However, the main disadvantage is that you will have a surgical site around your latissimus dorsi muscle which will also take a while to heal. As it is doubly invasive, you may need up to a week in hospital and two months of recovery time.
Occasionally, patients who have undergone latissimus dorsi flap surgery report having weakness or restricted movement in that muscle afterwards, and the scar can feel tight when you do certain movements.
This option for breast conservation and reconstruction carries all the usual post-operative risks, including infections and fluid pooling in either site. Incidentally, plastic surgeons often position the incision on your back in such a way that any scarring is covered by bra straps.
Who is it suitable for?
The mini latissimus dorsi muscle technique for restoring your breast to your required shape and level of sensation is not available if you are undergoing a mastectomy, as a more complete reconstruction would be needed.
Keep in mind that, as it affects the latissimus muscles in your back, you can only take this surgical route once. Repeated muscle extractions would be damaging to your health.
It is for this reason that the newer alternatives of LICAP and LTAP flaps are also used and Stephen McCulley is more likely to offer these alternatives. However, the mini LD flap or variations of it may still be offered in selected cases.
What is the surgery process?
Your surgeon will talk you through all the options and the possibility of having breast-conserving surgery. You may be offered the mini latissimus dorsi flap procedure if the mass to be removed is of a suitable size.
During your surgery, an incision is made and a small section of muscle is harvested from your back, without any skin layers. This ‘flap’ is then moved in a channel under your skin and placed in your chest to rebuild where the tumour was removed.
The whole operation will last between three and four hours. You will probably remain in hospital for one to two days after the surgery, and the first 48 hours will involve remaining in bed to support initial healing.
You will be provided with all the support and information required to know when to start walking, how much physical activity to do and other post-operative care needs following mini latissimus dorsi flap surgery.
Frequently asked questions
What is extended latissimus dorsi flap surgery?
This is when more than just the latissimus muscle is involved. The surgeon would also take skin and fat from the same area, and use this larger amount of tissue to add volume to the breast without reliance on an implant.
How is a latissimus dorsi reconstruction different to DIEP flap surgery?
Both LD breast reconstruction and DIEP (Deep Inferior Epigastric Perforator) flap surgery benefit from the fact that your own tissue is the best material to use in breast reconstruction. It provides the best possible chance of a healthy and successful result.
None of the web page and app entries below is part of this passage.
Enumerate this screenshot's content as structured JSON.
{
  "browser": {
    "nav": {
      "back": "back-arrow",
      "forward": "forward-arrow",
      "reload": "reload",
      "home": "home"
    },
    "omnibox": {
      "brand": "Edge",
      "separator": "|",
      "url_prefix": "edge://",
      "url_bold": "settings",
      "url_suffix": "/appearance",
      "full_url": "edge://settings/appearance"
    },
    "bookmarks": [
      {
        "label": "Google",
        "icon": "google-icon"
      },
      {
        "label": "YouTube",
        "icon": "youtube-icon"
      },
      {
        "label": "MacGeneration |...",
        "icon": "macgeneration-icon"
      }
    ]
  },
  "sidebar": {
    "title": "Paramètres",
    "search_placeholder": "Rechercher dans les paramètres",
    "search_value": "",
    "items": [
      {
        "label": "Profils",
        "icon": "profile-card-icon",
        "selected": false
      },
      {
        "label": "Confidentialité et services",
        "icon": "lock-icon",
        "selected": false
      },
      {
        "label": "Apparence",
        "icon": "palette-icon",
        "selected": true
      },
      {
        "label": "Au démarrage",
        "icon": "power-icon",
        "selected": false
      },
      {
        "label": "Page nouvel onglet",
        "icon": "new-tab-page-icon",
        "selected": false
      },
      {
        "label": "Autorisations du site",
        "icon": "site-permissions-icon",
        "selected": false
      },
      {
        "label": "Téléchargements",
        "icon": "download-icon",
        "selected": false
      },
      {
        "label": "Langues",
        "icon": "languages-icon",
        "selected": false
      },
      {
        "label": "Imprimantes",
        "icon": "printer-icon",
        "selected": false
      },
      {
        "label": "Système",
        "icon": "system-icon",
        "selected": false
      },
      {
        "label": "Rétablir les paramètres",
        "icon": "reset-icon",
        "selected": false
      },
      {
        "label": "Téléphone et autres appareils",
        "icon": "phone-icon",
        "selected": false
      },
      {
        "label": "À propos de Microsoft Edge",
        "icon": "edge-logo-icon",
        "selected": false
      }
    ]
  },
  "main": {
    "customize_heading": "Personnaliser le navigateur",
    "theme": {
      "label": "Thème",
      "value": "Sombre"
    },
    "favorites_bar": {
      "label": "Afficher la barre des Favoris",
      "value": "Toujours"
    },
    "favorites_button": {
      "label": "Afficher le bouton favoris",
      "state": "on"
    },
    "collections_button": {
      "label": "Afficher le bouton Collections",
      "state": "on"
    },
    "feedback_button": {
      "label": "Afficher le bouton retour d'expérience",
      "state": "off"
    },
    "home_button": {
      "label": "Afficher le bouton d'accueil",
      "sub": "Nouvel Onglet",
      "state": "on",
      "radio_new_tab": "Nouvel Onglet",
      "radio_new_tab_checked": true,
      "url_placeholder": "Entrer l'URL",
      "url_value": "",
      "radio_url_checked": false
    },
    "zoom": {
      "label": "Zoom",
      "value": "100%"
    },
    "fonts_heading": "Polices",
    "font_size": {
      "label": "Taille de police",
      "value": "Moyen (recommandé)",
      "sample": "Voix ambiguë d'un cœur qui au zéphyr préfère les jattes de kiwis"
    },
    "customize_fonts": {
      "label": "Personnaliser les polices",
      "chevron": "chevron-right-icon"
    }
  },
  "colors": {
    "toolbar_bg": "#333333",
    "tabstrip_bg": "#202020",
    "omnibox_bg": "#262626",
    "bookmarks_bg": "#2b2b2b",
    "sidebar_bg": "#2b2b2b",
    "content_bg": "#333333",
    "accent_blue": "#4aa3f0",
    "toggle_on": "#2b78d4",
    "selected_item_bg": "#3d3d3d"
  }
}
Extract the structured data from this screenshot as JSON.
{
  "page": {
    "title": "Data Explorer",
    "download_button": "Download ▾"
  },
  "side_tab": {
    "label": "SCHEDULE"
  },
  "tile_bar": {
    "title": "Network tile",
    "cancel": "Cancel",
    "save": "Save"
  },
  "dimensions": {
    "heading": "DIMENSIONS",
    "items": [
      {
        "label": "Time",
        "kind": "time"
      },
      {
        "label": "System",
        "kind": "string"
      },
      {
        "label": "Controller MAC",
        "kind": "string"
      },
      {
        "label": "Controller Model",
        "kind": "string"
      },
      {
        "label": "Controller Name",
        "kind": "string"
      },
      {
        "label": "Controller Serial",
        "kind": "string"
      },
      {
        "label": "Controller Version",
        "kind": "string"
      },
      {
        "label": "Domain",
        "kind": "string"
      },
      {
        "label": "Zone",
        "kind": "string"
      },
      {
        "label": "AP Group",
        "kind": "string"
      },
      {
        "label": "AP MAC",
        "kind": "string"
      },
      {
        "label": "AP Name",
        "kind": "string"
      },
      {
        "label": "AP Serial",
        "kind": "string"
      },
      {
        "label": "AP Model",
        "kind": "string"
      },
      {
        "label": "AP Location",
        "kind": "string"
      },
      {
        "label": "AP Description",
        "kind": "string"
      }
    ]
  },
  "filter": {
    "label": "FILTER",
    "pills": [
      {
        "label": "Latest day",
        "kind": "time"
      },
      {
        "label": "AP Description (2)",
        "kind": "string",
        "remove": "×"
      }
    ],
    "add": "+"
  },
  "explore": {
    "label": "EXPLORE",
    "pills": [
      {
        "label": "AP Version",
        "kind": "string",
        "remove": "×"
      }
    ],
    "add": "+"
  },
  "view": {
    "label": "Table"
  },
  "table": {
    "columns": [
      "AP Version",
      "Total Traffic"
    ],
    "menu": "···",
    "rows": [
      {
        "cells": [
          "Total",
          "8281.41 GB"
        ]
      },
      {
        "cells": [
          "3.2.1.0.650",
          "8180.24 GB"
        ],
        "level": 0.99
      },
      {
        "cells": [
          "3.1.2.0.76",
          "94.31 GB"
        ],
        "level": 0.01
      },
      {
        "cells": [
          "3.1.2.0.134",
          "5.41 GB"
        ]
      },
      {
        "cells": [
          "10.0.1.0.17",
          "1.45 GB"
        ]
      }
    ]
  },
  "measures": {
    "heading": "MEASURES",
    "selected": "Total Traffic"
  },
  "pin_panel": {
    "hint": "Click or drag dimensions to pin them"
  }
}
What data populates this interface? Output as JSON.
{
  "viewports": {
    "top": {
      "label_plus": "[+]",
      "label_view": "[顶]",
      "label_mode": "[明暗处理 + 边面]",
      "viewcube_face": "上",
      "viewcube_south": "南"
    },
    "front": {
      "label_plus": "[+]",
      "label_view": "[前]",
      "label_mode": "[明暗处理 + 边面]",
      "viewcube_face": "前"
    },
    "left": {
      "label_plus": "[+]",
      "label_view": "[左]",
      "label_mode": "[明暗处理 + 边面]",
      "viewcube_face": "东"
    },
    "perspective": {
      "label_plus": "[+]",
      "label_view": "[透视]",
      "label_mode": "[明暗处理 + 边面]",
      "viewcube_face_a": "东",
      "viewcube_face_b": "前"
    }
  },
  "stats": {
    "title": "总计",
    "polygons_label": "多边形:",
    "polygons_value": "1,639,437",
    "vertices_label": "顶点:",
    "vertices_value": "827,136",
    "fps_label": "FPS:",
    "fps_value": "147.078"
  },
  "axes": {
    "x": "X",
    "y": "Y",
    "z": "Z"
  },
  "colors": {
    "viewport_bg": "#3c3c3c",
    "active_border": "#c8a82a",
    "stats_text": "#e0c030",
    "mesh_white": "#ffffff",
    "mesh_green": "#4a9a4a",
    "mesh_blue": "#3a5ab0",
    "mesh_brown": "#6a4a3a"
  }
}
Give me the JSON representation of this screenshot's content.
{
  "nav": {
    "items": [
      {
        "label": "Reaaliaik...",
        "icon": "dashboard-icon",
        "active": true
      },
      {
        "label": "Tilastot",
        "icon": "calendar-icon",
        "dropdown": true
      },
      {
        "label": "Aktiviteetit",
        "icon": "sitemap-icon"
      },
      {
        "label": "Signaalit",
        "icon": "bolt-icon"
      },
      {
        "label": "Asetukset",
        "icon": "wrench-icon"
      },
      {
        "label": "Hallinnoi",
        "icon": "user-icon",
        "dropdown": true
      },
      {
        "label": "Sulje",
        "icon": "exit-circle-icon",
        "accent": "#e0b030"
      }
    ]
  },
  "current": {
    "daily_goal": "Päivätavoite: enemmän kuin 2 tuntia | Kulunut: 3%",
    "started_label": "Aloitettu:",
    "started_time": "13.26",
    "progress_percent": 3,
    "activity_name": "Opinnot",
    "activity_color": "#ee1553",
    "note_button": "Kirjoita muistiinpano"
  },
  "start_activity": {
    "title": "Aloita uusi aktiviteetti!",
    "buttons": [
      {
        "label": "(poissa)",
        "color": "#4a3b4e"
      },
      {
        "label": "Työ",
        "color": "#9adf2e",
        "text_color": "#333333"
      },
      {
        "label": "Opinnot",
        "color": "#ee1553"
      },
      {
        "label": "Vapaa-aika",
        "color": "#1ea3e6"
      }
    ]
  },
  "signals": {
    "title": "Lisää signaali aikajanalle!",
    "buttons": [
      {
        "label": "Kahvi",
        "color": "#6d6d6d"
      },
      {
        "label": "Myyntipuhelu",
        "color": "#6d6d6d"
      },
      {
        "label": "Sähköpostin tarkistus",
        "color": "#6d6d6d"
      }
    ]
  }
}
The difference is that DIEP surgery uses the abdomen as the donor site, with only soft tissue (skin and fat) moved to your chest to shape and support your breast.
How is latissimus dorsi flap surgery different to TRAM flap surgery?
There is another option similar to DIEP surgery and this is a transverse rectus abdominis, or TRAM, flap procedure. Like the mini latissimus dorsi option, it uses muscle in the reconstructive process. However, like DIEP surgery, with TRAM the muscle comes from the abdomen.
Understanding the differences between LD, DIEP and TRAM flap options will be an important part of your discussions with your breast cancer surgeon. Our team are available and always ready to talk you through your options and answer any questions you may have about mini latissimus dorsi flap surgery or alternative breast reconstruction procedures.